Out-Law News | 04 Sep 2015 | 3:44 pm | 2 min. read

The growing number of UK savers into defined contribution (DC) pension schemes could provide a much-needed boost to charities and social enterprises struggling with public sector funding cuts, according to a new report.

Published by social investment bank Big Society Capital and the Social Market Foundation, an independent think tank; the report recommends the creation of a 'social pension fund' that DC schemes could invest in (28-page / 886KB PDF). This could operate as a hybrid fund, dedicating a small proportion of its capital to social investments and the majority to investments in traditional companies that are socially responsible in order to minimise risk, according to the report's authors.

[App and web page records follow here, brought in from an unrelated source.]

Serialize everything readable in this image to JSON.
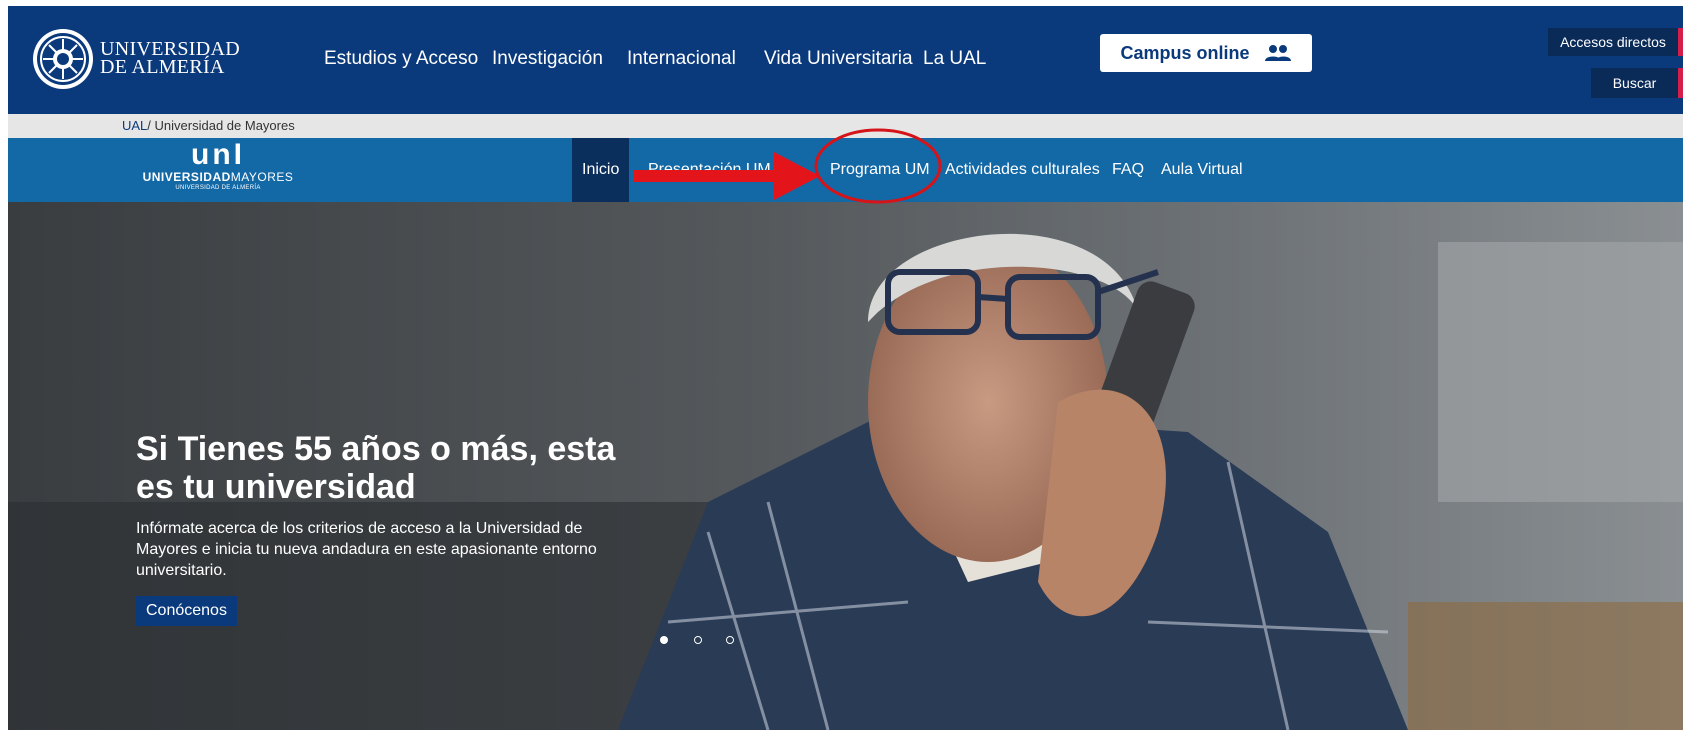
{
  "header": {
    "logo_line1": "UNIVERSIDAD",
    "logo_line2": "DE ALMERÍA",
    "nav": [
      "Estudios y Acceso",
      "Investigación",
      "Internacional",
      "Vida Universitaria",
      "La UAL"
    ],
    "campus_label": "Campus online",
    "campus_icon": "users-icon",
    "access_label": "Accesos directos",
    "search_label": "Buscar",
    "colors": {
      "primary": "#0b3a7c",
      "accent": "#d61e4a",
      "subnav": "#1368a6"
    }
  },
  "breadcrumb": {
    "root": "UAL",
    "current": "Universidad de Mayores"
  },
  "subnav": {
    "logo_uni": "unI",
    "logo_name_bold": "UNIVERSIDAD",
    "logo_name_light": "MAYORES",
    "logo_sub": "UNIVERSIDAD DE ALMERÍA",
    "items": [
      "Inicio",
      "Presentación UM",
      "Programa UM",
      "Actividades culturales",
      "FAQ",
      "Aula Virtual"
    ],
    "active_item": "Inicio",
    "highlighted_item": "Programa UM"
  },
  "hero": {
    "title": "Si Tienes 55 años o más, esta es tu universidad",
    "description": "Infórmate acerca de los criterios de acceso a la Universidad de Mayores e inicia tu nueva andadura en este apasionante entorno universitario.",
    "button": "Conócenos",
    "slides_total": 3,
    "active_slide": 1
  }
}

The new fund could draw from the experience of the Solidarity Investment Fund in France, which has been functioning for more than a decade and has raised more than €4.6 billion, according to the report's authors. Although creating the new fund would not require major regulatory change, the authors recommended that the government take action to promote any new fund and encourage saving into it.

One of the authors of the report, Nigel Keohane of the Social Market Foundation, said that the creation of such a pension fund could encourage more people to save towards retirement, as well as providing a much-needed source of funding to charities and social enterprises.

"Pension funds comprise huge reservoirs of capital," he said. "Putting these to productive use within the social sector has never been more important, given further reductions in government funding. But with people increasingly wanted to see positive social as well as financial returns, this could also be a route to encouraging people to save and creating the savings culture that the chancellor has called for."

An estimated 16 million people will have saved £600bn into DC pension schemes by 2030 due to the UK government's automatic enrolment programme, according to the report; making the potential for investment from pension funds "huge". Projects including social housing, rehabilitation initiatives and environmental schemes could benefit, the report said.

According to a survey by the DC Investment Forum, cited by the report, 44% of employees would rather that their employer chose a pension provider that invested in social projects even if it reduced the potential returns from their investments. However, concerns about liquidity and scale among providers and investment managers; about the risks of social investments and fiduciary duty among trustees and their agents; and saver inertia presented considerable potential barriers to establishing such a fund, according to the report.

A model similar to that already operated in France would go some way towards addressing these risks, by ensuring that 90% of the funds under management went towards investment in 'traditional' companies that had been "ethically screened", according to the report. The government could also legislate to encourage use of the fund, for example by allowing 'mark to model' pricing to overcome liquidity constraints within the social element of the scheme and by making it compulsory for employers to give DC savers the option to save into the social fund.

According to the report, social pension funds could be developed by large investment companies with assistance from existing social finance intermediaries, as well as by "specialist investment companies". The 'hybrid' approach would create "a route to achieving scale, liquidity and assurance on financial performance and risk profile, as well as a diversifier from traditional asset classes", it said.